It does not take a lot for you to just actually finish the assignments given — you will still fit your bed throughout the weekend. But forget your whole idea of vacation when you wanted to actually explore and learn on the way finishing your project. I don’t waste money to not gain knowledge, okay?
It’s should not be this hard if I am not a slow learner AND a heavy sleeper at the same time. Also I might still have a spare time unless catch up with debate training thrice a week until 12 PM midnight… Which I did.
Surprisingly, despite all the sleepless nights, it was being taken care just okay. I did everything — assignments, my financial budget (yes I track everything), my zero to-do list, even my sleep cycle app.
But that weren’t the closure I need to go out and celebrate New Year. The fact that every aspect is sorted won’t make my day more enjoyable.It was all running and good, but the hollow inside me keeps me shivering down low.
It wasn’t enough. It feels like I’m dying in thirst for the fact that I’m floating on a huge swimming pool. I can’t wear off my exhaustion no matter how long I tried to relax and sleep. So I isolated myself from daylight by shutting off the door to my 3 x 4 room.
I just sit there throughout the night of December 31st to the time where all drunkards are probably crawling off the streets — literally talking.
I talk and talk to the darkness, to the ticking clock, to the hum of machines outside.
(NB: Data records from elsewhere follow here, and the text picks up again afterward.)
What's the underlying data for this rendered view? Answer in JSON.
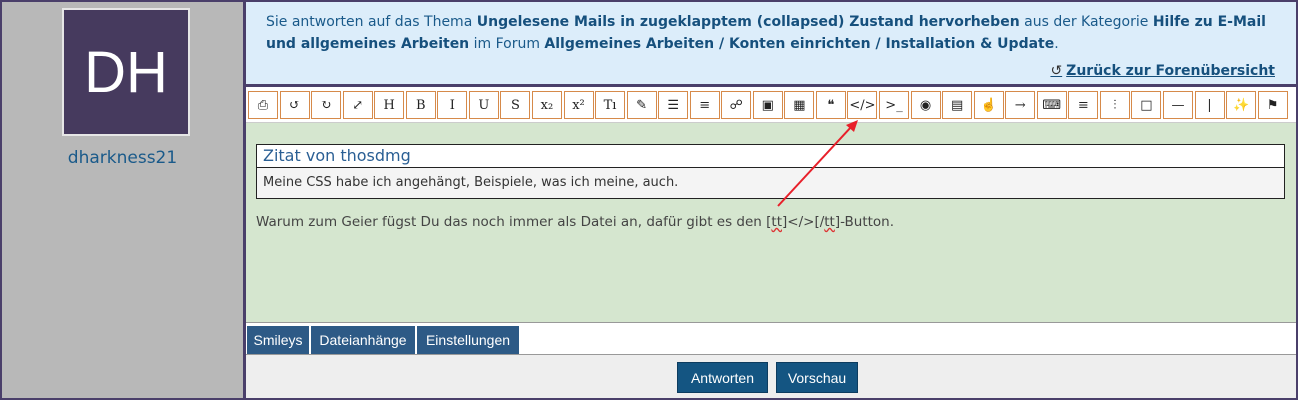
{
  "sidebar": {
    "avatar_initials": "DH",
    "username": "dharkness21"
  },
  "info": {
    "t1": "Sie antworten auf das Thema ",
    "topic": "Ungelesene Mails in zugeklapptem (collapsed) Zustand hervorheben",
    "t2": " aus der Kategorie ",
    "category": "Hilfe zu E-Mail und allgemeines Arbeiten",
    "t3": " im Forum ",
    "forum": "Allgemeines Arbeiten / Konten einrichten / Installation & Update",
    "t4": ".",
    "back_label": "Zurück zur Forenübersicht"
  },
  "toolbar": {
    "buttons": [
      "⎙",
      "↺",
      "↻",
      "⤢",
      "H",
      "B",
      "I",
      "U",
      "S",
      "x₂",
      "x²",
      "Tı",
      "✎",
      "☰",
      "≡",
      "☍",
      "▣",
      "▦",
      "❝",
      "</>",
      ">_",
      "◉",
      "▤",
      "☝",
      "→",
      "⌨",
      "≡",
      "⫶",
      "□",
      "—",
      "|",
      "✨",
      "⚑"
    ]
  },
  "editor": {
    "quote_author": "Zitat von thosdmg",
    "quote_text": "Meine CSS habe ich angehängt, Beispiele, was ich meine, auch.",
    "text_a": "Warum zum Geier fügst Du das noch immer als Datei an, dafür gibt es den [",
    "text_b": "tt",
    "text_c": "]</>[/",
    "text_d": "tt",
    "text_e": "]-Button."
  },
  "tabs": [
    "Smileys",
    "Dateianhänge",
    "Einstellungen"
  ],
  "footer": {
    "submit": "Antworten",
    "preview": "Vorschau"
  },
  "colors": {
    "annotation_arrow": "#e8202a",
    "button": "#145582",
    "tab": "#2d5a86"
  }
}
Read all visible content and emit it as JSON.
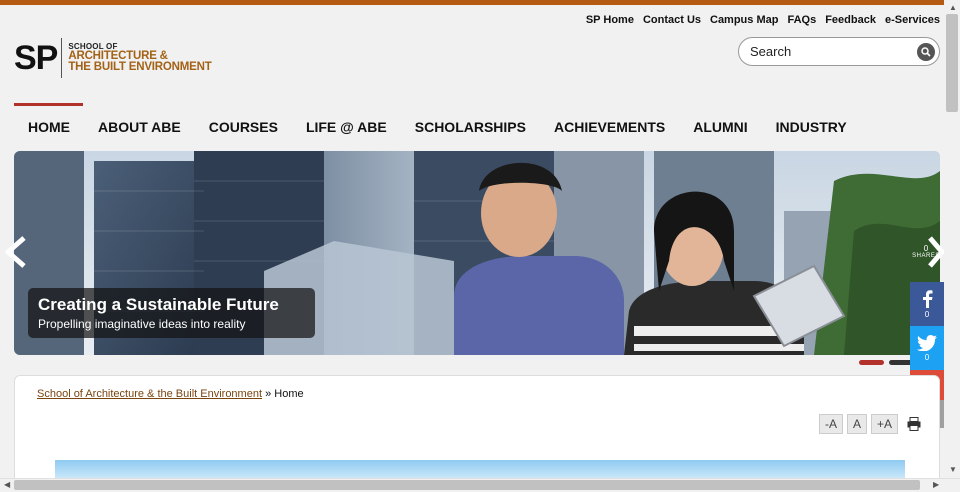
{
  "utility_links": [
    "SP Home",
    "Contact Us",
    "Campus Map",
    "FAQs",
    "Feedback",
    "e-Services"
  ],
  "logo": {
    "mark": "SP",
    "line1": "SCHOOL OF",
    "line2": "ARCHITECTURE &",
    "line3": "THE BUILT ENVIRONMENT"
  },
  "search": {
    "placeholder": "Search"
  },
  "nav": [
    "HOME",
    "ABOUT ABE",
    "COURSES",
    "LIFE @ ABE",
    "SCHOLARSHIPS",
    "ACHIEVEMENTS",
    "ALUMNI",
    "INDUSTRY"
  ],
  "hero": {
    "title": "Creating a Sustainable Future",
    "subtitle": "Propelling imaginative ideas into reality"
  },
  "share": {
    "total": "0",
    "total_label": "SHARES",
    "facebook_count": "0",
    "twitter_count": "0"
  },
  "breadcrumb": {
    "link": "School of Architecture & the Built Environment",
    "separator": "»",
    "current": "Home"
  },
  "font_size_buttons": [
    "-A",
    "A",
    "+A"
  ],
  "colors": {
    "accent_brown": "#b45a12",
    "nav_active": "#b3312b",
    "facebook": "#3b5998",
    "twitter": "#1da1f2",
    "gmail": "#dd4b39",
    "more": "#a0a0a0"
  }
}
I talk what ought to be talked to the person I am so afraid to meet, I talk the words I muttered to a stranger, I talk about what should never leave your mind.
I talk about frustrations I felt throughout the year. I let words describe misunderstanding I receive to the time where someone gives me up completely — leaving a permanent scar inside.
I sob to the cold air.
But the ticking clock doesn’t wait a bit even when celebrated by people across the swarming Times Square. Some people wait for the two hands of the clock meet at 12, then took thousands of photographs to freeze the momentum.
But time did not give anything for those who lost the chance to. It keeps ticking, as it should be.
And we keep living, as we should be.